# [WORK ORDER]
Which lines of the entries below contain the string "public"? Copy each one.

RECORDS FOR THIS EXERCISE Start Marker

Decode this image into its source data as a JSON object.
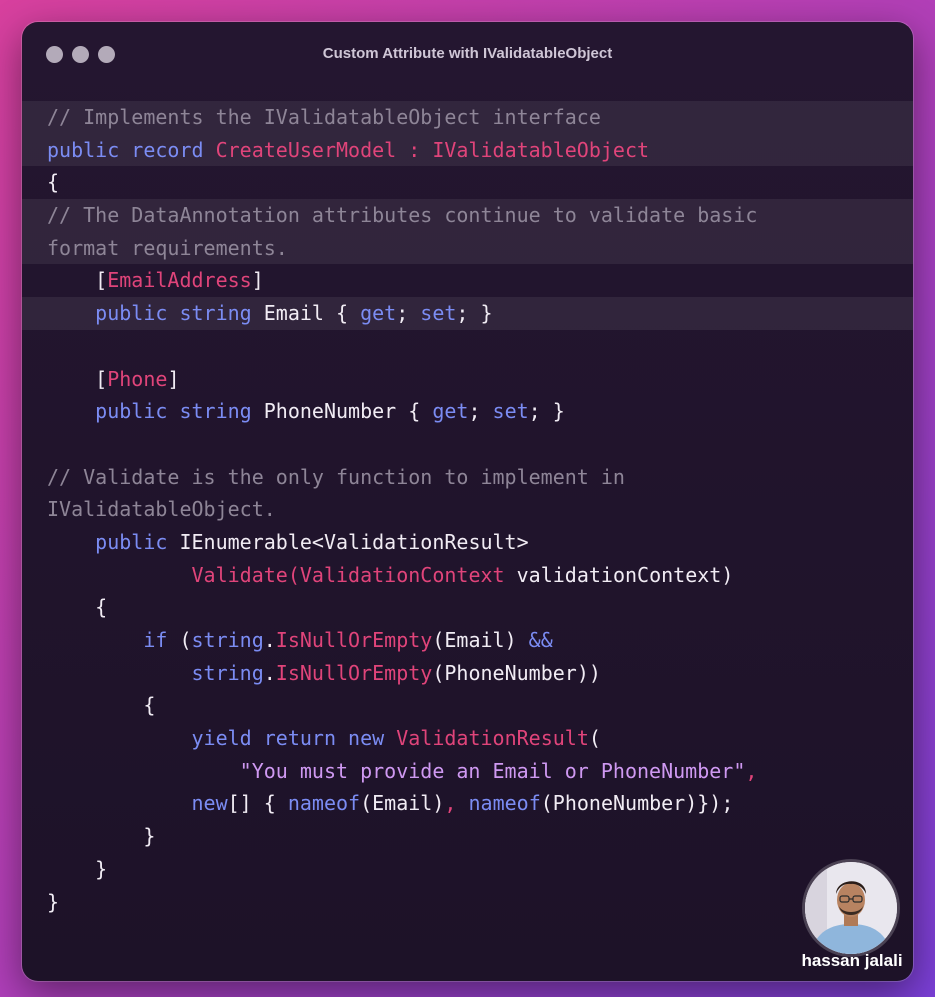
{
  "window": {
    "title": "Custom Attribute with IValidatableObject"
  },
  "colors": {
    "keyword": "#7b8cf3",
    "type": "#e0447a",
    "comment": "#8e8597",
    "string": "#cf99f2",
    "plain": "#f1ecf4"
  },
  "code": {
    "l1": "// Implements the IValidatableObject interface",
    "l2_kw": "public record ",
    "l2_ty": "CreateUserModel : IValidatableObject",
    "l3": "{",
    "l4": "// The DataAnnotation attributes continue to validate basic",
    "l5": "format requirements.",
    "l6_a": "    [",
    "l6_ty": "EmailAddress",
    "l6_b": "]",
    "l7_kw": "    public string ",
    "l7_a": "Email { ",
    "l7_get": "get",
    "l7_b": "; ",
    "l7_set": "set",
    "l7_c": "; }",
    "l9_a": "    [",
    "l9_ty": "Phone",
    "l9_b": "]",
    "l10_kw": "    public string ",
    "l10_a": "PhoneNumber { ",
    "l10_get": "get",
    "l10_b": "; ",
    "l10_set": "set",
    "l10_c": "; }",
    "l12": "// Validate is the only function to implement in",
    "l13": "IValidatableObject.",
    "l14_kw": "    public ",
    "l14_a": "IEnumerable<ValidationResult>",
    "l15_ty1": "            Validate",
    "l15_p1": "(",
    "l15_ty2": "ValidationContext",
    "l15_a": " validationContext)",
    "l16": "    {",
    "l17_kw1": "        if ",
    "l17_a": "(",
    "l17_kw2": "string",
    "l17_b": ".",
    "l17_ty": "IsNullOrEmpty",
    "l17_c": "(Email) ",
    "l17_kw3": "&&",
    "l18_kw": "            string",
    "l18_a": ".",
    "l18_ty": "IsNullOrEmpty",
    "l18_b": "(PhoneNumber))",
    "l19": "        {",
    "l20_kw": "            yield return new ",
    "l20_ty": "ValidationResult",
    "l20_a": "(",
    "l21_str": "                \"You must provide an Email or PhoneNumber\"",
    "l21_ty": ",",
    "l22_kw1": "            new",
    "l22_a": "[] { ",
    "l22_kw2": "nameof",
    "l22_b": "(Email)",
    "l22_ty": ", ",
    "l22_kw3": "nameof",
    "l22_c": "(PhoneNumber)});",
    "l23": "        }",
    "l24": "    }",
    "l25": "}"
  },
  "author": {
    "name": "hassan jalali"
  }
}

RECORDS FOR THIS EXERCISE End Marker

# [RESULT FOR THIS TASK]
    "l2_kw": "public record ",
    "l7_kw": "    public string ",
    "l10_kw": "    public string ",
    "l14_kw": "    public ",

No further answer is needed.